[Stored items]
⟨

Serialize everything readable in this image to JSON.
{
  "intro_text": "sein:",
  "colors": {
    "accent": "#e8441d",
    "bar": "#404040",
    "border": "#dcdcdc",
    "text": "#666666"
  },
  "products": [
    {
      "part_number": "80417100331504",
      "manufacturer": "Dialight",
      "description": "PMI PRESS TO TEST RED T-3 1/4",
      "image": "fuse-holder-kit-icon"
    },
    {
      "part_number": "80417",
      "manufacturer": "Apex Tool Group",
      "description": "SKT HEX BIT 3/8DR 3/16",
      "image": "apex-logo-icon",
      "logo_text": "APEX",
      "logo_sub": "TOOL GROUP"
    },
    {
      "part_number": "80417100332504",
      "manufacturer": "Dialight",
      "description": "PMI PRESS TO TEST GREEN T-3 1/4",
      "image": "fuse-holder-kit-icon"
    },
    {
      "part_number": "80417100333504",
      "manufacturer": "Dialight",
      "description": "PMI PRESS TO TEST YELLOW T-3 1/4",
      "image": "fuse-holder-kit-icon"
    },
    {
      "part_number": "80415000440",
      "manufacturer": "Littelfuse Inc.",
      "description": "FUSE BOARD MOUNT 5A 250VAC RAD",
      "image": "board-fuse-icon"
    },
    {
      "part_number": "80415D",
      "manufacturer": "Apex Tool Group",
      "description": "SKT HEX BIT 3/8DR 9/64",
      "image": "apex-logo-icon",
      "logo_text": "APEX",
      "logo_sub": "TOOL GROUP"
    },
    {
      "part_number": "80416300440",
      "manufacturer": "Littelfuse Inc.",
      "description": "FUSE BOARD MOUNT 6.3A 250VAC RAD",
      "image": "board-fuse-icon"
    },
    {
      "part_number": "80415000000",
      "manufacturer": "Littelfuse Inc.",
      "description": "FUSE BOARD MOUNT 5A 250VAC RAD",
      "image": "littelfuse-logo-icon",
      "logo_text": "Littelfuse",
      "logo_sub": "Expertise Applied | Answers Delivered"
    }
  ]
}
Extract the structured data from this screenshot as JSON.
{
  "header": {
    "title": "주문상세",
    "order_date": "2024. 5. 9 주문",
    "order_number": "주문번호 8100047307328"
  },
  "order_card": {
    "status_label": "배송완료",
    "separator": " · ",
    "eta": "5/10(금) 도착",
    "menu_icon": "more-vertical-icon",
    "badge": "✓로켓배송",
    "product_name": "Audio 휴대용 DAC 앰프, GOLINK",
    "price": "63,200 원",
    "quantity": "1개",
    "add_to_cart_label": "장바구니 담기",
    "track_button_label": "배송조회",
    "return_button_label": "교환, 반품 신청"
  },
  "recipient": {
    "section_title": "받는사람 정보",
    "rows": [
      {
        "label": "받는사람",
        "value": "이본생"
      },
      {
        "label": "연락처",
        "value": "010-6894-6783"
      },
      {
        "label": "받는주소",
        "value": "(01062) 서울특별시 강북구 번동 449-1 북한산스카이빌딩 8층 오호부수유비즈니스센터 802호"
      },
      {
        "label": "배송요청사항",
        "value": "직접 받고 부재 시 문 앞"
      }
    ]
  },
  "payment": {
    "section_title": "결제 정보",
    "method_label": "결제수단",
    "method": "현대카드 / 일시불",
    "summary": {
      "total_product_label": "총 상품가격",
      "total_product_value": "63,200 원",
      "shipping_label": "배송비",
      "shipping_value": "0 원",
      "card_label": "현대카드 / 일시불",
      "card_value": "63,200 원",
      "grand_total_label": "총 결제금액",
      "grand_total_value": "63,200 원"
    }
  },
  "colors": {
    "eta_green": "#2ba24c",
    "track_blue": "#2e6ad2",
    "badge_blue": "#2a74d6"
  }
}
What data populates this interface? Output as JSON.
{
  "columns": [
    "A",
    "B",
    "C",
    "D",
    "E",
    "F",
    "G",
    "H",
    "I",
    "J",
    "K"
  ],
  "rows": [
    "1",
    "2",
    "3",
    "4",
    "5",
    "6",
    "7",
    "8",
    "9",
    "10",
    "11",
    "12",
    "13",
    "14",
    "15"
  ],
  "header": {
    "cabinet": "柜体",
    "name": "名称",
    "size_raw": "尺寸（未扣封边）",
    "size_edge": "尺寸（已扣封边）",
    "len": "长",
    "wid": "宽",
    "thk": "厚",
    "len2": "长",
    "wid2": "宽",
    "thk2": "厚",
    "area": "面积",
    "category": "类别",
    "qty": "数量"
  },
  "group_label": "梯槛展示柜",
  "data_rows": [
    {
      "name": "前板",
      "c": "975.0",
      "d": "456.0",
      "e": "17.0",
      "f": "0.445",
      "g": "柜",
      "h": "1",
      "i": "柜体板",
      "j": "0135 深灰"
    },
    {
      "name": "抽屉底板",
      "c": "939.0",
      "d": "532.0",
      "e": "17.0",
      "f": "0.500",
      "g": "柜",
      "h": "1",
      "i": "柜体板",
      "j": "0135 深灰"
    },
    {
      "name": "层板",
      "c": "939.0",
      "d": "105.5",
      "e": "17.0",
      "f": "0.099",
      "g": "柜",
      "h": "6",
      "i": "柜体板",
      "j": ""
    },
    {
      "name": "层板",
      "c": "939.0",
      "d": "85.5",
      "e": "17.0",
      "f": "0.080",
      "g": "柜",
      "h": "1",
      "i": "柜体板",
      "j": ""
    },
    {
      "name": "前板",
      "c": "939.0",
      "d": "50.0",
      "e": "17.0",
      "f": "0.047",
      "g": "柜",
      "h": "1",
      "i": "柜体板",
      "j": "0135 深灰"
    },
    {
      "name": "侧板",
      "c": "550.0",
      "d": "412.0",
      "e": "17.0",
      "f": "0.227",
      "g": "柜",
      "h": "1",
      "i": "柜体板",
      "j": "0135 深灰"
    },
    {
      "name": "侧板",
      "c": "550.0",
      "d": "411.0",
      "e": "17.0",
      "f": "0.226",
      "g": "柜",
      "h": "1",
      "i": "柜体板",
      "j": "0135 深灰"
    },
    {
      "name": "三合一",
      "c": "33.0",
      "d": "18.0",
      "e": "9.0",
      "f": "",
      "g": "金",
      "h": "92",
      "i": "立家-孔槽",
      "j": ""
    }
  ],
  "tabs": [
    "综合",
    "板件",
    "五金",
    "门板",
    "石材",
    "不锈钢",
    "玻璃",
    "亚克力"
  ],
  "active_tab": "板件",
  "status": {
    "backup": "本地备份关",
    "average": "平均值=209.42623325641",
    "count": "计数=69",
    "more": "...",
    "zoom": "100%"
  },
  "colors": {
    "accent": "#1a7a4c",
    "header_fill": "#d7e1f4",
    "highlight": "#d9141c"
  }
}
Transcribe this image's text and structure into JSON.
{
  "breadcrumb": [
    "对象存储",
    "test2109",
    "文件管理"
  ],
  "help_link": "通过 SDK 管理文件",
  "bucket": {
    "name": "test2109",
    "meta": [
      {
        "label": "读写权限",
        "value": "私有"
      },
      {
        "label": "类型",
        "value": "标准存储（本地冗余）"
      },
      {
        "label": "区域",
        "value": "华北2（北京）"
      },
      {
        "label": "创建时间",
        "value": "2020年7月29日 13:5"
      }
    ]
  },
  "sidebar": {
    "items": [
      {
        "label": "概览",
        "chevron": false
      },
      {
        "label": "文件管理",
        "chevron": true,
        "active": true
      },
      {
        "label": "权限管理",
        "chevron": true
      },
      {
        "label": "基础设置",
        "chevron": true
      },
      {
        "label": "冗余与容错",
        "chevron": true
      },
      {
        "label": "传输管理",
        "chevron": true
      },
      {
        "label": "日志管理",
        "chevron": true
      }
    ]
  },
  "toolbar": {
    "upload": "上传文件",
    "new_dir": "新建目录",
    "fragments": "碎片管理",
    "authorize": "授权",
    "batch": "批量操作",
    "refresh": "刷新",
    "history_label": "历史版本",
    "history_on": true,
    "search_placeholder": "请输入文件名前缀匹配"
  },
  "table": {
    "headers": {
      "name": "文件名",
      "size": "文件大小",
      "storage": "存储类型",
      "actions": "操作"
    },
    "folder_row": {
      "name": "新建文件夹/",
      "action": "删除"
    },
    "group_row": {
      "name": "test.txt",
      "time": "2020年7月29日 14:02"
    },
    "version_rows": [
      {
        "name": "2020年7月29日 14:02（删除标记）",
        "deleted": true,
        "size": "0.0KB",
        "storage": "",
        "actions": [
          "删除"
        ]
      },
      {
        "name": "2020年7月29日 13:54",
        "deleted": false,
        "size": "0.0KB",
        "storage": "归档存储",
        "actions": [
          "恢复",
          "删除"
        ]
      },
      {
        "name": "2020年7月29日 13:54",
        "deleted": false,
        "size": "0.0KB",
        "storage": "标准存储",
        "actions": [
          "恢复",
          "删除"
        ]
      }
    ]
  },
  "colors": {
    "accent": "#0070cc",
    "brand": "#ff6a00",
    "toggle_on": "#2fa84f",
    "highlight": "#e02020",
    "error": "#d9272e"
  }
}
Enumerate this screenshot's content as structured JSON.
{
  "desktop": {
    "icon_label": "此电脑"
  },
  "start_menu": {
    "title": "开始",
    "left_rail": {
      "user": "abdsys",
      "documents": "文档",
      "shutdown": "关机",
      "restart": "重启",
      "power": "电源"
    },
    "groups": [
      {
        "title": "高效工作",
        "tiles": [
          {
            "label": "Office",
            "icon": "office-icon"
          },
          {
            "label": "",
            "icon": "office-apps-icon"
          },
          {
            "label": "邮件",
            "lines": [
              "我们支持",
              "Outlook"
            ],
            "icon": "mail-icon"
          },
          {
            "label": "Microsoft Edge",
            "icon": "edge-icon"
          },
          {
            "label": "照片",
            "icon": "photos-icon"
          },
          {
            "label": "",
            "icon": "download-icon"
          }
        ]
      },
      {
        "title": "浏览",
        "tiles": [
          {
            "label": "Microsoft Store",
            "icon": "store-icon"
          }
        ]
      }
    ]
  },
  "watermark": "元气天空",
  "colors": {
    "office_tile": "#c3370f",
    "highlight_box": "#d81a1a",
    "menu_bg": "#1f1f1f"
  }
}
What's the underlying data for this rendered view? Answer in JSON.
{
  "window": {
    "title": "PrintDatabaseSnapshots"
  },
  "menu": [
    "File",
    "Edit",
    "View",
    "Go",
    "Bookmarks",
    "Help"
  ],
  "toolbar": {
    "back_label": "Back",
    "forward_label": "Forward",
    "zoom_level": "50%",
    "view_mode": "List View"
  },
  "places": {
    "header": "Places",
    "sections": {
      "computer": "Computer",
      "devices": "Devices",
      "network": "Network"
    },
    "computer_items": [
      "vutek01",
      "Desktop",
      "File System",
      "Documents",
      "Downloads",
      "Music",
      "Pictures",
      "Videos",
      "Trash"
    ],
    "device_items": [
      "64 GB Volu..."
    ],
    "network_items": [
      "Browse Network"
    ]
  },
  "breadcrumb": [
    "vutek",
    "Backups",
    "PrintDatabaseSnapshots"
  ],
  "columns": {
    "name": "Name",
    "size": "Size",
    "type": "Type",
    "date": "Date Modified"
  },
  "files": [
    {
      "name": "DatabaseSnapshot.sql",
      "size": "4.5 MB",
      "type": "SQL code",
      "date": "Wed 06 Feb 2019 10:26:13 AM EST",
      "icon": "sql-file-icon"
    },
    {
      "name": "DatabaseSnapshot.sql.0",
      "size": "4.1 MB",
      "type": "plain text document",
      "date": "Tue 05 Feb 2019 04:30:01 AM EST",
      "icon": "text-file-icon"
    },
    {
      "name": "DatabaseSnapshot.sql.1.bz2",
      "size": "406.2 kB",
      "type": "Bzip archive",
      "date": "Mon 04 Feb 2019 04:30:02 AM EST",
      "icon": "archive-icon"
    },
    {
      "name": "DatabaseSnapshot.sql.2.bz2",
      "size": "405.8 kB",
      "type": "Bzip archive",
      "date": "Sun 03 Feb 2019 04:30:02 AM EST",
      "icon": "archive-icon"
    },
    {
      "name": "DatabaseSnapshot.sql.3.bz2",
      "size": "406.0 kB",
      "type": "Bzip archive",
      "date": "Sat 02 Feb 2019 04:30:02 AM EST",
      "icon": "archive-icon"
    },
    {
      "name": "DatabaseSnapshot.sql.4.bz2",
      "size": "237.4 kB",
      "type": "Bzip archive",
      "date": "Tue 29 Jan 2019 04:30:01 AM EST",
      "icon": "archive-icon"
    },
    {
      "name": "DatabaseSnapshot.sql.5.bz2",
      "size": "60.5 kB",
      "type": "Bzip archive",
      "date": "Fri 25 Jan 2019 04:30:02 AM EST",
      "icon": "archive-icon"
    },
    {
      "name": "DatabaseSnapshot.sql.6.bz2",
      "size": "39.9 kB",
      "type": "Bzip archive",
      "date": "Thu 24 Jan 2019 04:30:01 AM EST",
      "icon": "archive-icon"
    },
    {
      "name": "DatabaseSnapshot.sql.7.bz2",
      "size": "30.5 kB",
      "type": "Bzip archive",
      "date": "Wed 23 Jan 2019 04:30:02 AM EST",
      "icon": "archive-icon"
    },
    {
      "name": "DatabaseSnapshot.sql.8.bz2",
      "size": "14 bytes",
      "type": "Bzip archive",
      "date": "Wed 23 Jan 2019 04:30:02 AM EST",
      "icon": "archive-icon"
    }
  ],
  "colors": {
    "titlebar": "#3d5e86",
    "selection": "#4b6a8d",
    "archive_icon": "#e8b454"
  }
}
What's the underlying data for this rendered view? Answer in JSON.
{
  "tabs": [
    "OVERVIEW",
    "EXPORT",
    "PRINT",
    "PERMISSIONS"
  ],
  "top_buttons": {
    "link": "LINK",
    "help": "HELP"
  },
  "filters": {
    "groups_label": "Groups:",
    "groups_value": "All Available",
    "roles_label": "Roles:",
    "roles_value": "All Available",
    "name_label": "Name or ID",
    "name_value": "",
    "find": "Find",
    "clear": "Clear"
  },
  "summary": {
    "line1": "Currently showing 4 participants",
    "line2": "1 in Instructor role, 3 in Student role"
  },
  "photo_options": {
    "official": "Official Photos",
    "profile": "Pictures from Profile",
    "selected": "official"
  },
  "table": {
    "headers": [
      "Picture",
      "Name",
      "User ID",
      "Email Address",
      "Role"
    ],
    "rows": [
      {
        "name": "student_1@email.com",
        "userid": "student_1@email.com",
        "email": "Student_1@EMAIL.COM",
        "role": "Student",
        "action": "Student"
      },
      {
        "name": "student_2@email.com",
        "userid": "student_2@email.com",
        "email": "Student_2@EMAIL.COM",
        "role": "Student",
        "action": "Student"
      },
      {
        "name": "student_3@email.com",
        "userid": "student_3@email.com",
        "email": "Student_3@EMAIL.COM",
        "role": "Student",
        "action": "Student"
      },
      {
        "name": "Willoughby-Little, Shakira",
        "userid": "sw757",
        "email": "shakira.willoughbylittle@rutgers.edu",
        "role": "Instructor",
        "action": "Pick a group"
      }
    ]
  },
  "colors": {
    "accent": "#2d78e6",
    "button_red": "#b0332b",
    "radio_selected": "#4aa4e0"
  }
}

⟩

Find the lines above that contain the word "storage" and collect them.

      "storage": "存储类型",
        "storage": "",
        "storage": "归档存储",
        "storage": "标准存储",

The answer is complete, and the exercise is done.